Go through the entries and say how many lines contain the string "color". The number is the whole answer.

• [Supplied records]
========================================
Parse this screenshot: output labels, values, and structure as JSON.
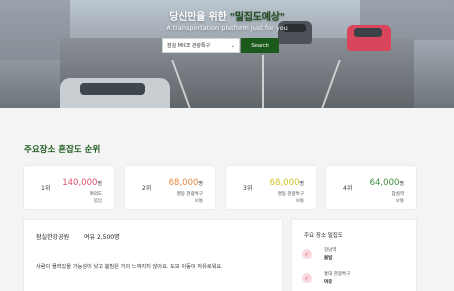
{
  "hero": {
    "title_prefix": "당신만을 위한 ",
    "title_accent": "\"밀집도예상\"",
    "subtitle": "A transportation platform just for you",
    "select_value": "잠실 MICE 관광특구",
    "search_label": "Search"
  },
  "section": {
    "title": "주요장소 혼잡도 순위"
  },
  "ranking": [
    {
      "rank": "1위",
      "count": "140,000",
      "unit": "명",
      "place": "여의도",
      "status": "붐빔",
      "color": "#e0506a"
    },
    {
      "rank": "2위",
      "count": "68,000",
      "unit": "명",
      "place": "명동 관광특구",
      "status": "보통",
      "color": "#e8863c"
    },
    {
      "rank": "3위",
      "count": "68,000",
      "unit": "명",
      "place": "명동 관광특구",
      "status": "보통",
      "color": "#d3c22a"
    },
    {
      "rank": "4위",
      "count": "64,000",
      "unit": "명",
      "place": "잠실역",
      "status": "보통",
      "color": "#3e8e3e"
    }
  ],
  "detail": {
    "place": "잠실한강공원",
    "population": "여유 2,500명",
    "description": "사람이 몰려있을 가능성이 낮고 붐빔은 거의 느껴지지 않아요. 도보 이동이 자유로워요."
  },
  "side": {
    "title": "주요 장소 밀집도",
    "items": [
      {
        "name": "강남역",
        "status": "붐빔"
      },
      {
        "name": "홍대 관광특구",
        "status": "여유"
      }
    ]
  }
}
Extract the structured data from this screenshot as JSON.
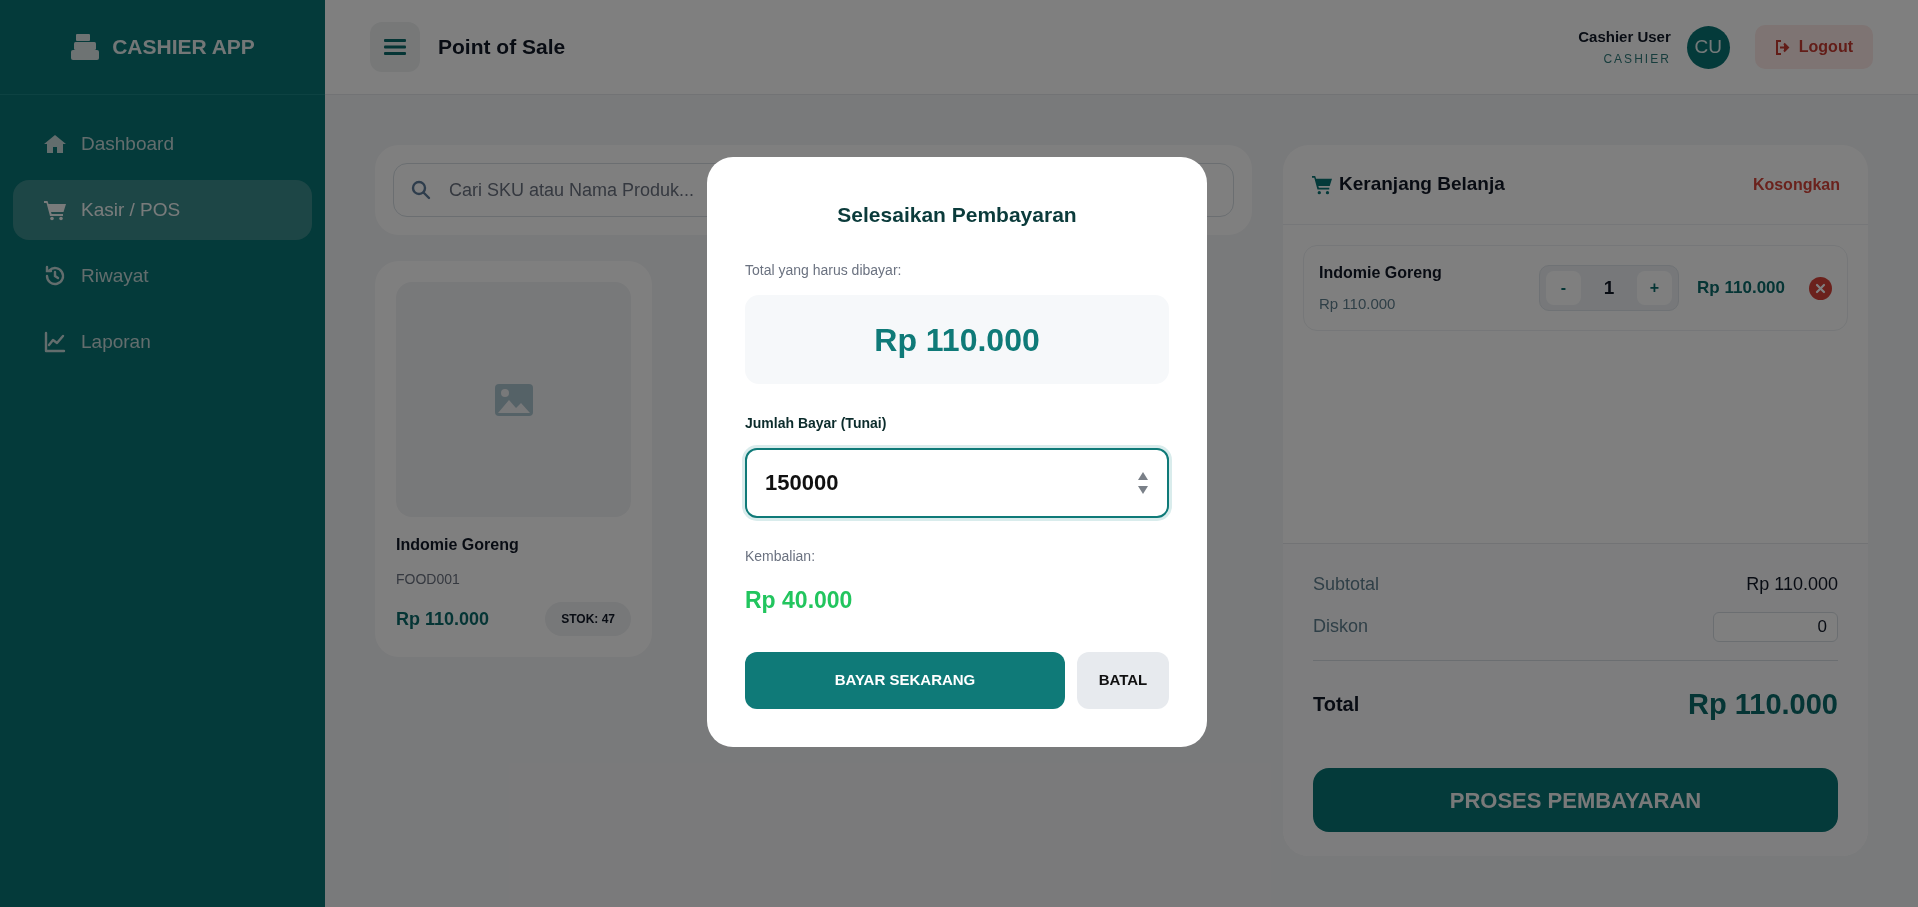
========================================
• [Output for this exercise] 4